EXERCISE DESCRIPTION:
If a record holds a picture, leave the picture out, but write out everything else exactly.
Content starts
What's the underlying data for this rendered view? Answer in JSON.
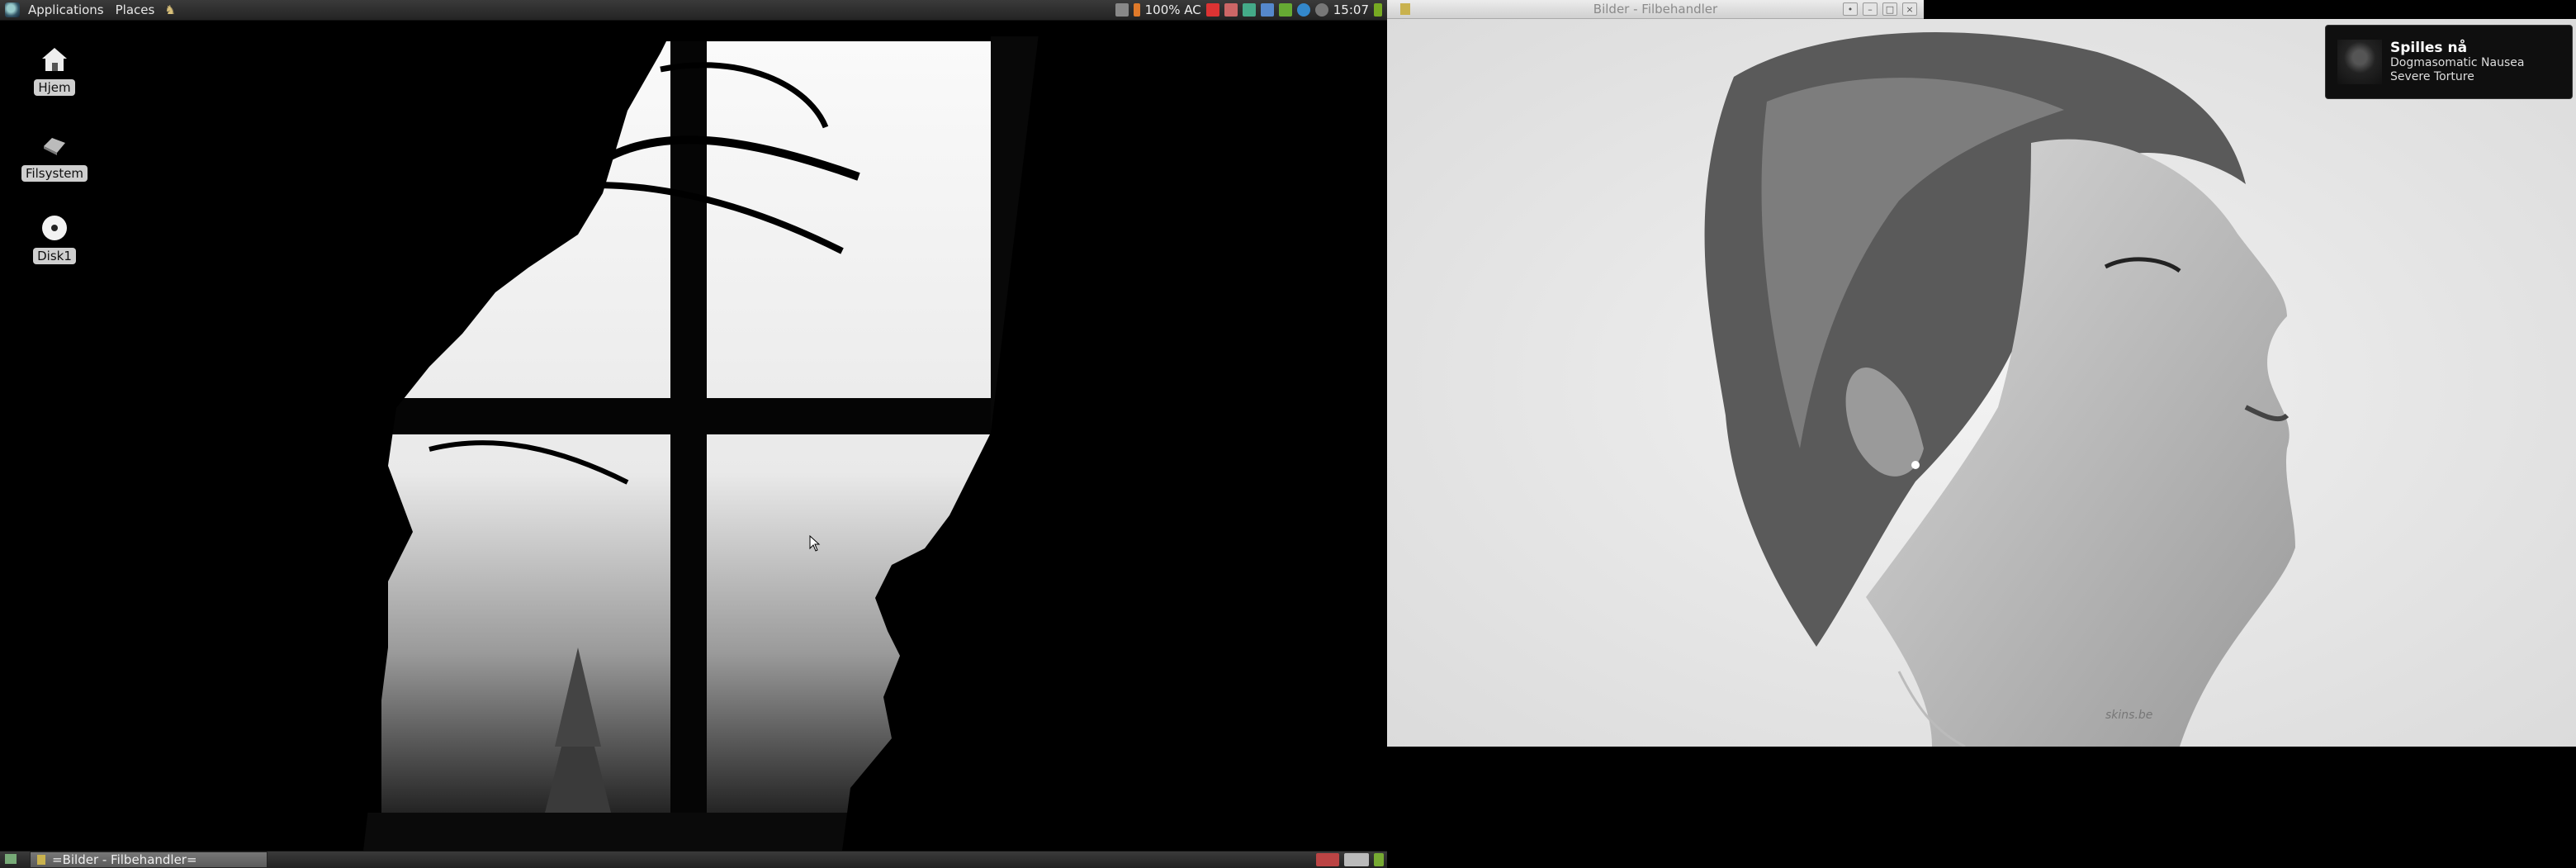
{
  "top_panel": {
    "menus": [
      "Applications",
      "Places"
    ],
    "tray": {
      "battery": "100% AC",
      "clock": "15:07"
    }
  },
  "desktop_icons": [
    {
      "label": "Hjem",
      "icon": "home-icon"
    },
    {
      "label": "Filsystem",
      "icon": "drive-icon"
    },
    {
      "label": "Disk1",
      "icon": "disc-icon"
    }
  ],
  "window": {
    "title": "Bilder - Filbehandler",
    "watermark": "skins.be"
  },
  "notification": {
    "title": "Spilles nå",
    "artist": "Dogmasomatic Nausea",
    "track": "Severe Torture"
  },
  "taskbar": {
    "task_label": "=Bilder - Filbehandler="
  },
  "colors": {
    "panel": "#2e2e2e",
    "window_title_bg": "#dcdcdc",
    "task_bg": "#666666"
  }
}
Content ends
SOLVED EXERCISE:
What's the underlying data for this rendered view? Answer in JSON.
{
  "top_panel": {
    "menus": [
      "Applications",
      "Places"
    ],
    "tray": {
      "battery": "100% AC",
      "clock": "15:07"
    }
  },
  "desktop_icons": [
    {
      "label": "Hjem",
      "icon": "home-icon"
    },
    {
      "label": "Filsystem",
      "icon": "drive-icon"
    },
    {
      "label": "Disk1",
      "icon": "disc-icon"
    }
  ],
  "window": {
    "title": "Bilder - Filbehandler",
    "watermark": "skins.be"
  },
  "notification": {
    "title": "Spilles nå",
    "artist": "Dogmasomatic Nausea",
    "track": "Severe Torture"
  },
  "taskbar": {
    "task_label": "=Bilder - Filbehandler="
  },
  "colors": {
    "panel": "#2e2e2e",
    "window_title_bg": "#dcdcdc",
    "task_bg": "#666666"
  }
}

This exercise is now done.